At the stroke of the midnight hour on Thursday when India sleeps, five chess Grandmasters from the country will compete in their biggest assignment of their careers so far, when they play at the 2024 Candidates in Toronto, Canada.

While Koneru Humpy has handled the Candidates pressure before, having played in the previous edition, the remaining four – Praggnanandhaa Rameshbabu, Gukesh Dommaraju, Vidit Gujrathi, and Vaishali Rameshbabu – will make their debut in the prestigious tournament.

The Candidates is a gruelling competition, with the winner getting a spot at the World Championship match to go alongside a prize money of 48,000 euros. It is a high stakes tournament, one that can make or break players.

There’s bound to be pressure with so much on the line but Abhijit Kunte, one of earliest Grandmasters from India, believes it will differ from player to player.

“There will not be much pressure on Pragg and Gukesh,” asserted Kunte in a conversation with Scroll.

“They will have this advantage of no pressure because both of them are very young. They know that this will not be their last chance of competing in the Candidates.”

Praggnanandhaa and Gukesh, aged 18 and 17 respectively, are the two youngest players in fray in this edition of the Candidates. The latter, in fact, is the second youngest player ever to play the tournament after a 16-year-old Bobby Fischer competed for the first time in the 1959 edition.

Gujrathi, now 29 and the third Indian competing in the open section, meanwhile will have a lot more on the line.

“There will be pressure on Vidit,” said Kunte, bluntly. “He has been around for long and this is the first time he has qualified, he will be eager to make a mark.”

Gujrathi qualified for the 2024 Candidates on the back of a stellar run at the 2023 Grand Swiss in November – his first title win since 2019 Biel Chess Festival.

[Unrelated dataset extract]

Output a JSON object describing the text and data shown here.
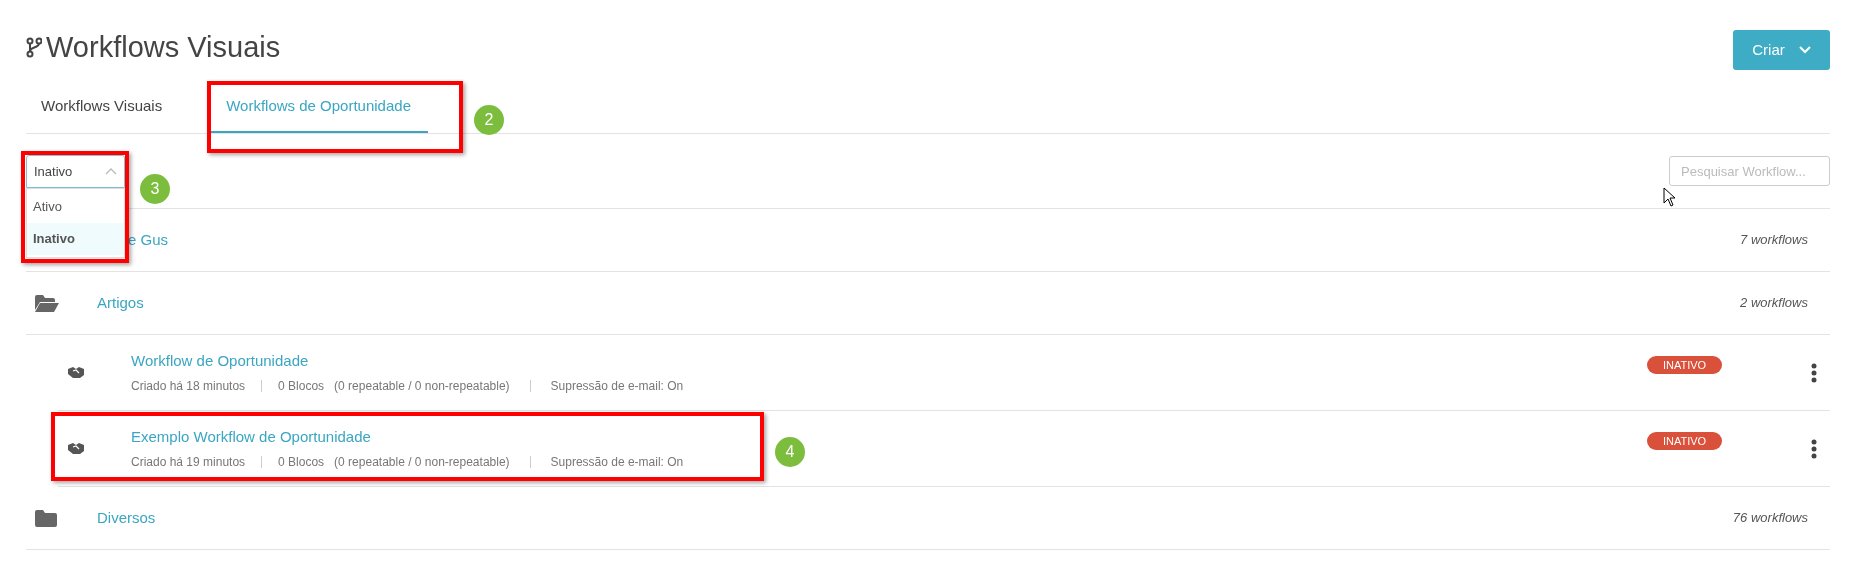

The Nasik-native however, has a tendency of crumbling in crucial matches to concede his advantage. Take the 2023 World Rapid Championships held in December where he was the second at the end of the penultimate day before finishing fourth, for example.

“Vidit has a familiar issue of letting his advantage slip in important rounds, but he got it together at the Grand Swiss,” opined Kunte. “He needs to find that form, get into that Grand Swiss routine.”

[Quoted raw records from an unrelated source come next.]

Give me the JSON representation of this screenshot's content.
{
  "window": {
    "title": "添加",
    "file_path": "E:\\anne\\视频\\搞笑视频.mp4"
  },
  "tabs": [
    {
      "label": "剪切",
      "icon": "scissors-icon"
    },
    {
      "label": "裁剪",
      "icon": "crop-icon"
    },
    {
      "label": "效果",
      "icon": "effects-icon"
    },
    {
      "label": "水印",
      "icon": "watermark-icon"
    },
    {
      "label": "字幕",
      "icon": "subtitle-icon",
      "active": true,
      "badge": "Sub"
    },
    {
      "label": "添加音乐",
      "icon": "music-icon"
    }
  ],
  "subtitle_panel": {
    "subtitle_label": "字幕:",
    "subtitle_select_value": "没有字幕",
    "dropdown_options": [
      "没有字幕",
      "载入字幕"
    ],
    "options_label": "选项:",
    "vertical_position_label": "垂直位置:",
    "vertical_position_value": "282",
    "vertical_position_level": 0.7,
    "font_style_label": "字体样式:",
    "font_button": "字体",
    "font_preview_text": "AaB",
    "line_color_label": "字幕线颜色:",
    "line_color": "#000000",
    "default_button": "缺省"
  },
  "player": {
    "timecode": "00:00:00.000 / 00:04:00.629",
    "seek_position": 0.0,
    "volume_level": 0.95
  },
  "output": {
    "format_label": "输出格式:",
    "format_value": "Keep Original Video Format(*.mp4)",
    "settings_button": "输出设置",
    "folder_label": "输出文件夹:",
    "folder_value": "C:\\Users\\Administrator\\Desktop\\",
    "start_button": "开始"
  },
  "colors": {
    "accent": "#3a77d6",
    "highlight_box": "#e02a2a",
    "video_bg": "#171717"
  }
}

The fact that Gujrathi enters the 2024 Candidates on the back of a disappointing run at the Prague Masters in February, finishing last, means that he will have to regain his confidence as early as possible.

But it won’t be easy for him with Gukesh being his opponent in the first round in Toronto.

Meanwhile, Humpy and Vaishali will also go head to head in the opening round of the women’s section.

For Humpy, according to Kunde, Alexandra Goryachkina and Lie Tingjie will be the toughest competition. He claimed that Lie and fellow Chinese player Tan Zhongyi are “uncompromising” and commit “few errors.”

Also Read: Indian Grandmasters start as dark horses in Toronto

The most important counter for the Indians, said Kunte, is to get a good start.

“[Hikaru] Nakamura and Fabinao [Caruana] are surely the favourites, but it is a double round robin event,” said Kunte, who was recently honoured with the Vakhtang Karseladze Award for the best achievement by a trainer in a women’s competition.

“If you get off to a good start, the pressure will be on others later in the tournament. Even though the Indians are lower ranked, the difference in rating points is only 60,” he added.

Nakamura, who is the top seeded player in open section, has a rating of 2789, while Gujrathi – the lowest rated Indian, stands at 2729. Praggnanandhaa and Gukesh are rated 2747 and 2743 respectively.

Despite this evident difference in strength to the top seeds, the 47-year-old Kunte believes the Indians are evenly matched to their opponents in terms of preparation and confidence.

“The only thing they lack in is the experience of playing in the Candidates,” he said.

The 2024 Candidates marks the first time an Indian not named Viswanathan Anand or Humpy will compete in the tournament. Whatever the final results may be, this edition of the Candidates will be remembered for the rise of a new generation of players from India.

“I think there are many factors behind this, the most important being a robust structure of national championships and international competitions held in India,” said Kunte, who became the country’s fourth GM, in 2000.

“A lot of early Grandmasters from the country turning to coaching has also helped. Even someone like Anand venturing into training has ensured that our youngsters have world class support system.”

Now some of those youngsters are set to play in the biggest stage of their lives, so far.